James McBride and Anshu Siripurapu “How Does the U.S. Power Grid Work?”
Shannon K. O’Neil, “U.S. Should Look South for Better Supply Chains”
From Our Guests
Frank Fannon and Michael R. Pompeo, “Time for a Responsible Clean Energy Supply Chain,” Foreign Policy
Frank Fannon, “US needs to lead the way in building a new energy supply chain,” Financial Times
Vijay Vaitheeswaran, “How can the world’s energy be decarbonised?,” Economist
Vijay Vaitheeswaran and Iain Carson, ZOOM: The Global Race to Fuel the Car of the Future, Twelve
Cade Metz, “Your Batteries Are Due for Disruption,” New York Times
Clifford Krauss, “Green-Energy Race Draws an American Underdog to Bolivia’s Lithium,” New York Times
Ivan Penn and Eric Lipton, “The electric-vehicle race is creating a gold rush for lithium, raising environmental concerns.,” New York Times
Justine Calma, “The US wants to fix its broken lithium battery supply chain,” Verge
Keith Bradsher and Michael Forsythe, “Why a Chinese Company Dominates Electric Car Batteries,” New York Times
MacDonald Dzirutwe and Tom Daly, “China’s Huayou buys lithium mine in Zimbabwe for $422 mln,” Reuters
Mary Hui, “China’s lithium companies are in an investment frenzy,” Quartz
Watch and Listen
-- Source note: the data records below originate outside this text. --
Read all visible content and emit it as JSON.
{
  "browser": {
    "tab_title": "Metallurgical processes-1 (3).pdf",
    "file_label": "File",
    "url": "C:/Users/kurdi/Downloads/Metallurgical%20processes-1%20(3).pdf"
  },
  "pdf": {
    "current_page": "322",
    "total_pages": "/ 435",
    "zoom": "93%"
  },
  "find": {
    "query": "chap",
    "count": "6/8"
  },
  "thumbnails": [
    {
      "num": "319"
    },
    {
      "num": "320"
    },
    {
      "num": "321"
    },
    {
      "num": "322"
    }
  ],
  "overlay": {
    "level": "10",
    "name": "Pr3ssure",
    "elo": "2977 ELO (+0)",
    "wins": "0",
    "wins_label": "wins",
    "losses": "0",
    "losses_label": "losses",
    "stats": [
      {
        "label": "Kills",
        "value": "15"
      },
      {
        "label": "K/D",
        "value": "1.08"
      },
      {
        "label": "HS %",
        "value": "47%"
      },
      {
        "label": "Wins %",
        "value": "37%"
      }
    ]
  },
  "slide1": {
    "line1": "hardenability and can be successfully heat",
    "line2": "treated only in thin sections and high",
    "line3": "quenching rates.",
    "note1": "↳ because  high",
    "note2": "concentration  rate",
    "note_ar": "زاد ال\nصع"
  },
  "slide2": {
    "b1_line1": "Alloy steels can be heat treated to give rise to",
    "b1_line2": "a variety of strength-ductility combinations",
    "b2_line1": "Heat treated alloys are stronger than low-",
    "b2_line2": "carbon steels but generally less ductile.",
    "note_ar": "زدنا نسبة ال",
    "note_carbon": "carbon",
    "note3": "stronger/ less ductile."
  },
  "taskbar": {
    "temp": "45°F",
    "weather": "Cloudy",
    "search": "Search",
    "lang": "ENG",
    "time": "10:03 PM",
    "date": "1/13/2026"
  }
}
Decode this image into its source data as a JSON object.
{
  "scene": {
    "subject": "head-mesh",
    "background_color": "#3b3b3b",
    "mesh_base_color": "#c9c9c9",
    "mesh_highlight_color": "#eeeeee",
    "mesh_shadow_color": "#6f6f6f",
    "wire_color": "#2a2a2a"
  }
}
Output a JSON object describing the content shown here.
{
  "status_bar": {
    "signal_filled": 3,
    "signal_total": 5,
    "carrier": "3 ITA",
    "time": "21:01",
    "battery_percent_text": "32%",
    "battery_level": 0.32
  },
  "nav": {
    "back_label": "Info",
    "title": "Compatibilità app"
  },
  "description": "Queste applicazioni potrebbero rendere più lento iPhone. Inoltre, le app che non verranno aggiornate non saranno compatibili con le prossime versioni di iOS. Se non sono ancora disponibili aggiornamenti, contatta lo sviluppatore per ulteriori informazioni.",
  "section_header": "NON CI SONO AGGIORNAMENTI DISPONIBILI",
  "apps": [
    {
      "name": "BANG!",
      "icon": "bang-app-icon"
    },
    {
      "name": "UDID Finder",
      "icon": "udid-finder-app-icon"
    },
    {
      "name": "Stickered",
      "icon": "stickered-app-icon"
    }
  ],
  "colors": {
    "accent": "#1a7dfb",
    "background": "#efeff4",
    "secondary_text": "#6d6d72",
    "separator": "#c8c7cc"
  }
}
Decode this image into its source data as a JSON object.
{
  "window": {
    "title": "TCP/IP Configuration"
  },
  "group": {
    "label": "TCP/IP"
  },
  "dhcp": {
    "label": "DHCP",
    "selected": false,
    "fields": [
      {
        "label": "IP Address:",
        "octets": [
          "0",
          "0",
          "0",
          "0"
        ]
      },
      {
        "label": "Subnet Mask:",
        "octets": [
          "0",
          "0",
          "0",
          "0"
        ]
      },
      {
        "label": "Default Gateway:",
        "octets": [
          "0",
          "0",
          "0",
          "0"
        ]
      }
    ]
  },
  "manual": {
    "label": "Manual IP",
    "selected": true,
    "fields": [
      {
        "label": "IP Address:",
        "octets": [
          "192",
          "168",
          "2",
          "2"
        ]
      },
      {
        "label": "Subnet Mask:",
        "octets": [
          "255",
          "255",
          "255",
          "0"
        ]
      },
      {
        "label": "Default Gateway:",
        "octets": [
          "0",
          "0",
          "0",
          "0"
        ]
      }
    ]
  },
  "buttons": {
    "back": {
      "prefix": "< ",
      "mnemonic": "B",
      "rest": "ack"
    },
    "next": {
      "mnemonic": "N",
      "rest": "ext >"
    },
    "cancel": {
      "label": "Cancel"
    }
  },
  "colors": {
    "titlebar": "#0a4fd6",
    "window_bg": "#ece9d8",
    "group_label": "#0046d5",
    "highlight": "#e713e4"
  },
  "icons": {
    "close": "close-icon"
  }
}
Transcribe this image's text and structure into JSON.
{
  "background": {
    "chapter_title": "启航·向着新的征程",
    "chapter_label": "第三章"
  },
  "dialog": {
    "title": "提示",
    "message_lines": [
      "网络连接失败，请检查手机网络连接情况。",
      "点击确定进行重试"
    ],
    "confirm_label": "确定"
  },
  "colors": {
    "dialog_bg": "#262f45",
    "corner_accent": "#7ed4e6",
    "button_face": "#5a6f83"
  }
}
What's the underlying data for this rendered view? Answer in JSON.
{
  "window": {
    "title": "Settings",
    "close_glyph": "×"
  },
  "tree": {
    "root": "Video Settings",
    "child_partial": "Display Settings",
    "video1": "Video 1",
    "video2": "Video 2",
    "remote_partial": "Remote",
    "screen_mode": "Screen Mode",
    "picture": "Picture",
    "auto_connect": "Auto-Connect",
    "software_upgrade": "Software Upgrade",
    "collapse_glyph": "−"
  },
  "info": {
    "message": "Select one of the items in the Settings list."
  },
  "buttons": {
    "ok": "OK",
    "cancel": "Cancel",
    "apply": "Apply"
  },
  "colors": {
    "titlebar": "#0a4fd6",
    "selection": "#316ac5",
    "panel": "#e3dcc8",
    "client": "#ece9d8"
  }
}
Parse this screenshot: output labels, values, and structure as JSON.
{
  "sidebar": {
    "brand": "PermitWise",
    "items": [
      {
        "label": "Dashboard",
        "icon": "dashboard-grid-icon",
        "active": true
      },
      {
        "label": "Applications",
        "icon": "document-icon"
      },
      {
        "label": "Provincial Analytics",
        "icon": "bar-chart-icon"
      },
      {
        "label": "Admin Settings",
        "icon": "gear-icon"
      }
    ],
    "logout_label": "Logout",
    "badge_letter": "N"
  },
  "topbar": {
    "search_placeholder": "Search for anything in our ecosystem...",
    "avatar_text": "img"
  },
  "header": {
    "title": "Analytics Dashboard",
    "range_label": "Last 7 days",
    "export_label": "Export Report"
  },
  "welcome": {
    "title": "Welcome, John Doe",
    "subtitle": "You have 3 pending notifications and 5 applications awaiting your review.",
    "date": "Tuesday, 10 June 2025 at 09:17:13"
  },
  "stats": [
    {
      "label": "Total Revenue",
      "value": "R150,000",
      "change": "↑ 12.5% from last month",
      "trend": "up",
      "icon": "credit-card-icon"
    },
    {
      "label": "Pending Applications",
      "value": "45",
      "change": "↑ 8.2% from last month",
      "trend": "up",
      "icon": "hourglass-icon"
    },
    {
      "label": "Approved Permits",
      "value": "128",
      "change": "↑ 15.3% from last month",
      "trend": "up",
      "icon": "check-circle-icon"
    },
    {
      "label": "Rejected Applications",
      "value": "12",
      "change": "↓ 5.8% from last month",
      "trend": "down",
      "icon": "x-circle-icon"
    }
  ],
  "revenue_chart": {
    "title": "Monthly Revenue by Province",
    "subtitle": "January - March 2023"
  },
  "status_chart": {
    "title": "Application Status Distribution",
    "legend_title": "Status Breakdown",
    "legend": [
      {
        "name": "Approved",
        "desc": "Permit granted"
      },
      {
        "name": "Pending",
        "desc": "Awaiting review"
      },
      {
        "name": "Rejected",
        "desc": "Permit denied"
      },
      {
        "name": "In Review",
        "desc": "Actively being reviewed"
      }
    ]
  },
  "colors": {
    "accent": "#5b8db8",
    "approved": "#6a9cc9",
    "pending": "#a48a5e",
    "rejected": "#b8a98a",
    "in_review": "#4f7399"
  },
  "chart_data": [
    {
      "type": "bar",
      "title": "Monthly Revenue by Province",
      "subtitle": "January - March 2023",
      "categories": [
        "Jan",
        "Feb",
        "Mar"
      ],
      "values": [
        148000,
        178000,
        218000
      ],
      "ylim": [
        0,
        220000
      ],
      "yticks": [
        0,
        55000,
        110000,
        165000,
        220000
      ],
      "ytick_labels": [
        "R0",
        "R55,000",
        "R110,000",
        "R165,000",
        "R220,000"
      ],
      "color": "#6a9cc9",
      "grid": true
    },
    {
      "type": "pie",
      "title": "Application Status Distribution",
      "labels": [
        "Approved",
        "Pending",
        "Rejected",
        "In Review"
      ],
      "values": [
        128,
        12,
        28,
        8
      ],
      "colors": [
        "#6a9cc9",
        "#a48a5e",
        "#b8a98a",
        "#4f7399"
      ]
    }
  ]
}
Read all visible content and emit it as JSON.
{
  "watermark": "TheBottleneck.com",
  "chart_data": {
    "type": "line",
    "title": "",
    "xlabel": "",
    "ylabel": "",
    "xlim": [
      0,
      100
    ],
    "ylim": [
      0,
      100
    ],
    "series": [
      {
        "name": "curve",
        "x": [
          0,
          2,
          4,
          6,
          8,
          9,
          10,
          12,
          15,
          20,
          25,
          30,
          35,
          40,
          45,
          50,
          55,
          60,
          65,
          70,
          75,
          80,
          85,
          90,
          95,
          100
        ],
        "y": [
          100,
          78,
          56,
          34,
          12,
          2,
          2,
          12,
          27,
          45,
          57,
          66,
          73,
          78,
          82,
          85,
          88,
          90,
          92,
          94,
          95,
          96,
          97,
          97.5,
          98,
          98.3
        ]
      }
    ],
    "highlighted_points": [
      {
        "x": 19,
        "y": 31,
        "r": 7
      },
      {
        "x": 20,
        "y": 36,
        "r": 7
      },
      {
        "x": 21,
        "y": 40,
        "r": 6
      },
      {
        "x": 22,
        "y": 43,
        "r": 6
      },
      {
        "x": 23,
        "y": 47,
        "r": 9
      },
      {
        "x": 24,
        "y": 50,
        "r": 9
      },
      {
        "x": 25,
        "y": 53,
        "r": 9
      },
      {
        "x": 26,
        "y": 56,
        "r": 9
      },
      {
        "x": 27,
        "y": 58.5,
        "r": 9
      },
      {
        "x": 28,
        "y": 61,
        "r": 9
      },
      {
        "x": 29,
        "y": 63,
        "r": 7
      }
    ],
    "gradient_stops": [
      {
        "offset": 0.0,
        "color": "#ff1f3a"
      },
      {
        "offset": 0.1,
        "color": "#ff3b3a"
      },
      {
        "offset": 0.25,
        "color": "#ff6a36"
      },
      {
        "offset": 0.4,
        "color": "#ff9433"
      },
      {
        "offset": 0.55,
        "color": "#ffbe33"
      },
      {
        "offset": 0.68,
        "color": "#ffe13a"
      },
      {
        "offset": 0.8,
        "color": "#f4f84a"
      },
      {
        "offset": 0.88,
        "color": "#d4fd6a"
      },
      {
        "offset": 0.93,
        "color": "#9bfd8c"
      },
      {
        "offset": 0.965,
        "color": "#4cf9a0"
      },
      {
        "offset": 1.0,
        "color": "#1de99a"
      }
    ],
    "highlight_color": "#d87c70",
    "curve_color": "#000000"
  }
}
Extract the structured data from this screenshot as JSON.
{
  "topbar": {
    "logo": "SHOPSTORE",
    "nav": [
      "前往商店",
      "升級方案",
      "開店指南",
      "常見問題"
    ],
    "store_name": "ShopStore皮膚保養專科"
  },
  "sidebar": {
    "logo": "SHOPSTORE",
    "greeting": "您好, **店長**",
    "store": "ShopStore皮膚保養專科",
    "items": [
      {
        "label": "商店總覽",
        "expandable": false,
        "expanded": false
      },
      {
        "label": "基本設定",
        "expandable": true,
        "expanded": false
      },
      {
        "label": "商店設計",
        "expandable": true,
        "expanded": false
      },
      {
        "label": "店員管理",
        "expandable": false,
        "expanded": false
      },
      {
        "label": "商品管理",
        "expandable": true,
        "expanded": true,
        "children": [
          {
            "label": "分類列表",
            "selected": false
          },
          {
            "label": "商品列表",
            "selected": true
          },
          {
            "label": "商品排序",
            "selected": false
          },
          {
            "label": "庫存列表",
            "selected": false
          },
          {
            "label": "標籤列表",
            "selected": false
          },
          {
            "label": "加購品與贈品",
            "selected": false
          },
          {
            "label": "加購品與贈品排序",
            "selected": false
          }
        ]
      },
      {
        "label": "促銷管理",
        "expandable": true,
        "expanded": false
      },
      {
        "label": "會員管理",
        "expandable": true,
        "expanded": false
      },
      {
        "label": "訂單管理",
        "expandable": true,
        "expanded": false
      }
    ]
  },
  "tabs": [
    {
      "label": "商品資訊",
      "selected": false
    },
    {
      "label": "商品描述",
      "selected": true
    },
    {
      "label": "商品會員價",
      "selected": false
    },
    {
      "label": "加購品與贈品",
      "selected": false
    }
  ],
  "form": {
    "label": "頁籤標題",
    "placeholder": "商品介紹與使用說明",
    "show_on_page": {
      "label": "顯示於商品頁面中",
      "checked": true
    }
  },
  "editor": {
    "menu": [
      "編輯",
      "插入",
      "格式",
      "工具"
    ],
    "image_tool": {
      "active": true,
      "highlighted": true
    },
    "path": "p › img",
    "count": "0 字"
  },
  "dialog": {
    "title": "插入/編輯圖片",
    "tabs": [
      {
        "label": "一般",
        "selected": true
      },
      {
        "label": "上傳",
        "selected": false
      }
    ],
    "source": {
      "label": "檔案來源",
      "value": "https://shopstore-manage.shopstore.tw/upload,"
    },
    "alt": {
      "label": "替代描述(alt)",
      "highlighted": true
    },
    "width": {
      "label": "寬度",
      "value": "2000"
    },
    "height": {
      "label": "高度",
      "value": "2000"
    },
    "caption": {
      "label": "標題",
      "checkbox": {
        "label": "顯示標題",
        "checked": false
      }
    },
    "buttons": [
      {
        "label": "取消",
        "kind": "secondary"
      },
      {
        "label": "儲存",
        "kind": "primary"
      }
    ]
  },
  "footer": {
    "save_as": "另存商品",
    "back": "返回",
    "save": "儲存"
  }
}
“Going Green With Lithium Has Environmentalists Torn,” Vice News
“Lithium 101,” National Geographic
“South America’s Lithium Boom: A Blessing Or A Curse?,” NowThis World
“Will green technology kill Chile’s deserts?,” The Guardian